All across New York State, from Long Island to the Finger Lakes and Lake Erie, unusually warm weather throughout 2010 resulted in a harvest that was two or three weeks earlier than normal, depending on the variety and region. In addition, the hot, dry weather in summer and early fall produced clean, excellent fruit quality. In the Finger Lakes, where most New York Riesling is produced, some rain and cooler weather in early October temporarily slowed the harvest but did not affect the quality, so Finger Lakes Riesling producers are expecting their best quality vintage in at least a decade.
–By Jim Trezise, President, New York Wine & Grape Foundation based on Cornell Cooperative Extension reports.

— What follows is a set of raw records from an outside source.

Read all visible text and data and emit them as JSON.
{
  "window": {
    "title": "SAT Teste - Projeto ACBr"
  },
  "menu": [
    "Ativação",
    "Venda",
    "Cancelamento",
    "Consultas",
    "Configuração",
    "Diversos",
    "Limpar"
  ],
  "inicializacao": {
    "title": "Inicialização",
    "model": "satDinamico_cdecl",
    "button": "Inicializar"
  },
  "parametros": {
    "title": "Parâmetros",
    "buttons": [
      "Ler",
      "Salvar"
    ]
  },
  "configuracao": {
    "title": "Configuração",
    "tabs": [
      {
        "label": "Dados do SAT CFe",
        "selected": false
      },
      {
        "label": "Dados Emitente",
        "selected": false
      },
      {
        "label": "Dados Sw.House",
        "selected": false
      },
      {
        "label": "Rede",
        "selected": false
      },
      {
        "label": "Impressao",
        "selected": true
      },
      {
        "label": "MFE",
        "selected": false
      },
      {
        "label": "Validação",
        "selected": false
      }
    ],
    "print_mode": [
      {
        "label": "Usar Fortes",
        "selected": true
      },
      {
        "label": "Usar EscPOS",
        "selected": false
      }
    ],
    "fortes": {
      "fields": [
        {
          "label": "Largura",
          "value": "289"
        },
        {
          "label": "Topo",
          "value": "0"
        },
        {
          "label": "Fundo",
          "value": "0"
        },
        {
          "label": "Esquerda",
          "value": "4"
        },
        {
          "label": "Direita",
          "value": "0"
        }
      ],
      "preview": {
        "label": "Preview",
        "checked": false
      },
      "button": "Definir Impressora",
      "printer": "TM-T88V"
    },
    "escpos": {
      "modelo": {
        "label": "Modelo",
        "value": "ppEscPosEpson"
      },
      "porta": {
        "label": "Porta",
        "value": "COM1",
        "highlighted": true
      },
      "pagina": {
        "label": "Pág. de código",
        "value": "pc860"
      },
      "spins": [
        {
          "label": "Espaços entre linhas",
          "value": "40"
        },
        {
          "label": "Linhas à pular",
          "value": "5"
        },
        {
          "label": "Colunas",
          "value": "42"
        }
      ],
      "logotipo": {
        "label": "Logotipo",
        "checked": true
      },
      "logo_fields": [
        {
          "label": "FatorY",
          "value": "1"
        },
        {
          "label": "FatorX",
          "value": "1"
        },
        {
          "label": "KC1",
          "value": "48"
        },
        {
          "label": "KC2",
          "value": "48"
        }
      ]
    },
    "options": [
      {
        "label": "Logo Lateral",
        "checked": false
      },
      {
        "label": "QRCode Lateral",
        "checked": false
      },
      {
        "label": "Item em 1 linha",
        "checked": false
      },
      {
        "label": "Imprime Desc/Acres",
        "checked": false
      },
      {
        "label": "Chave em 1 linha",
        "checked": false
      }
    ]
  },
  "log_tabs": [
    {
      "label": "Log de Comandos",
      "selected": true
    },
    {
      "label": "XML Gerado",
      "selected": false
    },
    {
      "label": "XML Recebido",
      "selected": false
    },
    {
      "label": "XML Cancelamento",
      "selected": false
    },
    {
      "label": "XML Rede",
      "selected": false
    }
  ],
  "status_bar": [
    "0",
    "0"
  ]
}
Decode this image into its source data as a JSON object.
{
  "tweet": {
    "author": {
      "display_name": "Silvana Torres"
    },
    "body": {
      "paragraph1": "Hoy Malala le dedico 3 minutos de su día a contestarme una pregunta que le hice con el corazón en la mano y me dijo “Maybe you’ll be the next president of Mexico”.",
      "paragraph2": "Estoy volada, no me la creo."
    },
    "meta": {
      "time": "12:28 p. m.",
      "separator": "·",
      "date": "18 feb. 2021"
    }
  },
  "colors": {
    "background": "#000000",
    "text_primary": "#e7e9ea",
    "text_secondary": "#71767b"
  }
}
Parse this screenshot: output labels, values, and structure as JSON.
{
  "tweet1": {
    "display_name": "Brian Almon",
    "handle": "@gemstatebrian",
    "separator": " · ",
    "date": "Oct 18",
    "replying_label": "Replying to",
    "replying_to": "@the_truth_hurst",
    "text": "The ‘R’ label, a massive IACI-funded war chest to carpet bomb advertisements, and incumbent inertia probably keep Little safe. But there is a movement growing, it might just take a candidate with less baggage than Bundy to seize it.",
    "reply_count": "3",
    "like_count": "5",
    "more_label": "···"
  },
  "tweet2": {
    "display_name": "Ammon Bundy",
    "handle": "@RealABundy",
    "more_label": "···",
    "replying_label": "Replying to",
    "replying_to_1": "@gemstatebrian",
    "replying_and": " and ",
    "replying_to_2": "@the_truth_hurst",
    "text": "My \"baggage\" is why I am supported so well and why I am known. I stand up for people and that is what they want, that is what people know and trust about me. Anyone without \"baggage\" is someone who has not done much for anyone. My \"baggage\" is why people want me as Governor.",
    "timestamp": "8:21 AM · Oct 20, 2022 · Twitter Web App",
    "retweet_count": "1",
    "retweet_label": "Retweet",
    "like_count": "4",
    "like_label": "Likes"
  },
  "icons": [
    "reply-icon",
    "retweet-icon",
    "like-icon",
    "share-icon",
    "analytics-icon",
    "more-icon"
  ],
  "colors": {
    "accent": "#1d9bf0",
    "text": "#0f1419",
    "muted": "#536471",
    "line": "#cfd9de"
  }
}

2010 Washington Riesling Telegram: Late season, high acids, low yields, high noble botrytis – stop – quality good to high – end.
This is the latest season for Pacific Rim and probably for Washington as a whole. We have finished picking on November 17th, the latest end of harvest ever for us. The cool spring delayed ripening greatly and a good Indian summer allowed us to steer away from a complete disaster. At the end, the fermenting wines are showing great natural acids which will be fine for sweeter Rieslings – we have decided not to make any Dry Riesling this year and focus on the sweeter styles.
We have seen large botrytis infections that dried out nicely though it ended up lowering yields dramatically. I expect a 20% drop in yield overall in Washington for mature vineyards. It is not clear right now if the new plantings will offset the loss from their older brethren – I suspect the total Riesling harvest to be down 10% overall versus the record 2009 harvest. The botrytis is adding a very nice fourth dimension to the sweet styles and the quality of sweet Rieslings is very high. Several wineries (us included) will make a noble rot infected Riesling this year.
A very unusual harvest for Washington that should reward patient and skilled winemakers. It is definitely a vintage that will be made in the cellar.
–By Nicolas Quille, Winemaker and General Manager, Pacific Rim Winemakers.